BY: KEISHA JOHNSON
When life throws you a curveball, what do you do? How do you respond or react when your plans are threatened by unanticipated events?
I posed these questions to author and executive leadership coach Alvin Day, in a recent episode of Living the Dream. His responses reflect the narrative of the lives of those who have overcome these challenges. Below are excerpts of the interview distilled into five clues to effectively prepare for and recover from life’s curveballs.
#1 Life’s curveballs are inevitable: Using the metaphor of a game, Day, who is the author of If Caterpillars Can fly So Can I: Seven Universal Laws to Achieve and Prosper, suggests that while it is great to stand and wait for the ball to come straight at you, it is the nature of life to buffet you and to beat you up if you just stand there and are not prepared for it. “Balls much like our plans and goals, sometimes slip at the end, go up or down, or shift to the right or left. Everyday those balls are there! It is increasingly difficult to find success because what we expect to come at us is not always predictable.”

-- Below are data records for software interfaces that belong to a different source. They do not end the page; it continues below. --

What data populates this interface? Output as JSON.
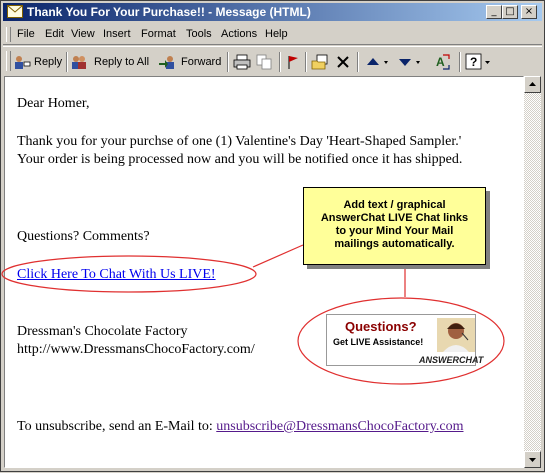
{
  "window": {
    "title": "Thank You For Your Purchase!! - Message (HTML)",
    "controls": {
      "minimize": "_",
      "maximize": "□",
      "close": "×"
    }
  },
  "menu": {
    "items": [
      {
        "label": "File"
      },
      {
        "label": "Edit"
      },
      {
        "label": "View"
      },
      {
        "label": "Insert"
      },
      {
        "label": "Format"
      },
      {
        "label": "Tools"
      },
      {
        "label": "Actions"
      },
      {
        "label": "Help"
      }
    ]
  },
  "toolbar": {
    "reply_label": "Reply",
    "reply_all_label": "Reply to All",
    "forward_label": "Forward",
    "icons": [
      "reply-icon",
      "reply-all-icon",
      "forward-icon",
      "print-icon",
      "copy-icon",
      "flag-icon",
      "move-to-folder-icon",
      "delete-icon",
      "previous-item-icon",
      "next-item-icon",
      "address-book-icon",
      "help-icon"
    ]
  },
  "message": {
    "greeting": "Dear Homer,",
    "body_line1": "Thank you for your purchse of one (1) Valentine's Day 'Heart-Shaped Sampler.'",
    "body_line2": "Your order is being processed now and you will be notified once it has shipped.",
    "questions": "Questions? Comments?",
    "chat_link": "Click Here To Chat With Us LIVE!",
    "company_name": "Dressman's Chocolate Factory",
    "company_url": "http://www.DressmansChocoFactory.com/",
    "unsubscribe_prefix": "To unsubscribe, send an  E-Mail to:",
    "unsubscribe_email": "unsubscribe@DressmansChocoFactory.com"
  },
  "callout": {
    "line1": "Add text / graphical",
    "line2": "AnswerChat LIVE Chat links",
    "line3": "to your Mind Your Mail",
    "line4": "mailings automatically."
  },
  "ad": {
    "headline": "Questions?",
    "subline": "Get LIVE Assistance!",
    "brand": "ANSWERCHAT"
  },
  "colors": {
    "titlebar_start": "#0a246a",
    "titlebar_end": "#a6caf0",
    "highlight_ellipse": "#e03030",
    "callout_bg": "#ffff99",
    "link": "#0000ee",
    "visited_link": "#551a8b"
  }
}
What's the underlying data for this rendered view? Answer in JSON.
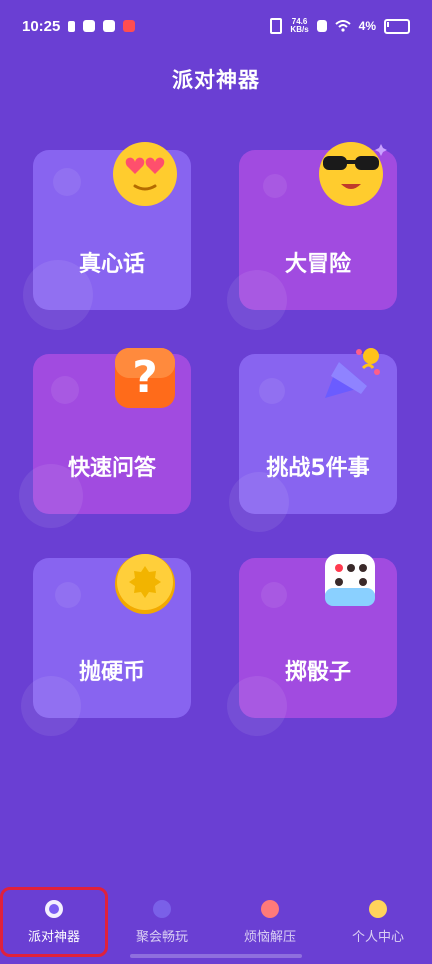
{
  "status": {
    "time": "10:25",
    "net_speed_value": "74.6",
    "net_speed_unit": "KB/s",
    "battery": "4%"
  },
  "header": {
    "title": "派对神器"
  },
  "cards": [
    {
      "label": "真心话",
      "icon": "heart-eyes-emoji-icon"
    },
    {
      "label": "大冒险",
      "icon": "sunglasses-emoji-icon"
    },
    {
      "label": "快速问答",
      "icon": "question-mark-icon"
    },
    {
      "label": "挑战5件事",
      "icon": "party-popper-icon"
    },
    {
      "label": "抛硬币",
      "icon": "coin-icon"
    },
    {
      "label": "掷骰子",
      "icon": "dice-icon"
    }
  ],
  "bottom_nav": {
    "items": [
      {
        "label": "派对神器",
        "icon": "party-icon",
        "active": true
      },
      {
        "label": "聚会畅玩",
        "icon": "face-icon"
      },
      {
        "label": "烦恼解压",
        "icon": "relief-icon"
      },
      {
        "label": "个人中心",
        "icon": "profile-icon"
      }
    ]
  },
  "colors": {
    "background": "#6a3fd3",
    "card_blue": "#8864f0",
    "card_purple": "#a14be0",
    "active_border": "#e0213c"
  }
}
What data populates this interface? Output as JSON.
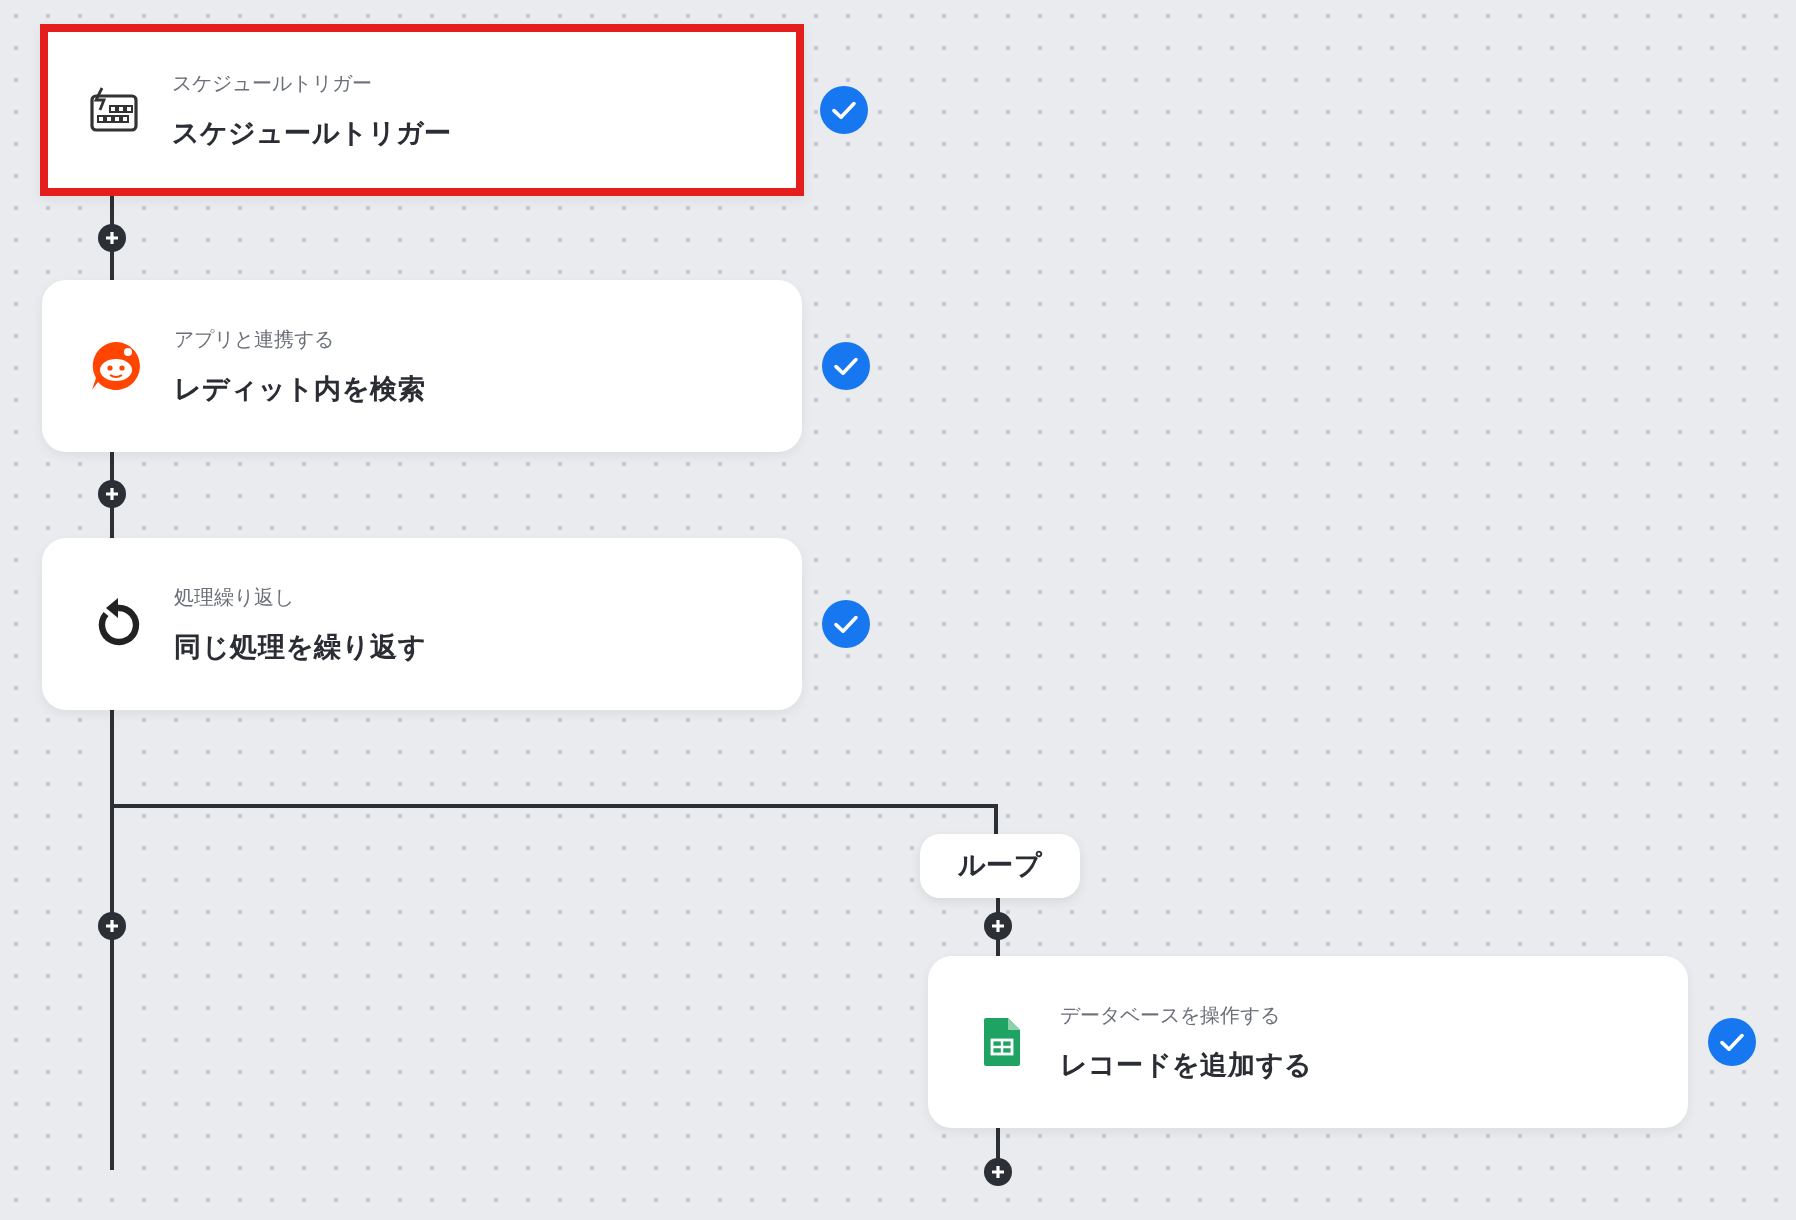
{
  "steps": [
    {
      "kind": "schedule",
      "category": "スケジュールトリガー",
      "title": "スケジュールトリガー",
      "highlighted": true,
      "completed": true
    },
    {
      "kind": "reddit",
      "category": "アプリと連携する",
      "title": "レディット内を検索",
      "highlighted": false,
      "completed": true
    },
    {
      "kind": "loop",
      "category": "処理繰り返し",
      "title": "同じ処理を繰り返す",
      "highlighted": false,
      "completed": true
    },
    {
      "kind": "sheet",
      "category": "データベースを操作する",
      "title": "レコードを追加する",
      "highlighted": false,
      "completed": true
    }
  ],
  "branch": {
    "label": "ループ"
  }
}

# 2 It is okay to miss some balls: “If you think of life as this serious thing that you have to get right all of the time, you are going to get frustrated. You must be prepared to whack at the ball and know that you are going to miss a great deal of the times. In Major League Basketball for example, star batters, average .300 to .400 of hits they take. This suggests that they miss 60% – 70% of the time and yet they are extraordinarily successful.
“We don’t have to hit all the balls in order for us to do well in life. Part of the success we seek is to embrace this reality and to set our sights on the level of excellence where we know that it is okay to fail. That mindset takes away some of the stress, strain and sense of disappointment, we experience when faced with the unexpected.”
#3 Develop the mindset of a winner: How we see ourselves is imperative to how well we handle life’s curveballs. “The way we think, what you think, how we think, then manifest in who we be. The winning mindset is to be comfortable, cool, calm and collected and stand at the mount with poise ready for whatever comes at you. This mindset requires us to develop emotional and mental stability. It starts with introspection and then reaching outside of yourself to resources of people who think differently and get different results.”
#4 Resist the temptation for dramatic changes: “Sometimes we think that life is in such bad shape that to progress we must make massive changes. The trouble with massive changes is that these are too traumatic and the brain doesn’t want to stay there. The mind will take you back to the status quo. That’s why exercise and diet products sell huge in January and hotdogs and hamburgers in February. Attempt instead, small incremental changes, with one desirable behaviour you wish to emulate. Do it daily, over and over and the compound effect will change your life.”
#5 Shun the seduction of the comfort zone: “People don’t get to their dreams because their sense of dissatisfaction isn’t great enough. Henry David Thoreau surmised it this way, “most men lead lives of quiet desperation and go to the grave with the song still in them.” To avoid this fate, know your gifts and strengths. Be content with that, and develop them to the best of your ability. Live with urgency to make a difference in the lives of others, cognizant that your talents and natural gifts are not bragging points. They are a heavy responsibility to deliver to other people.”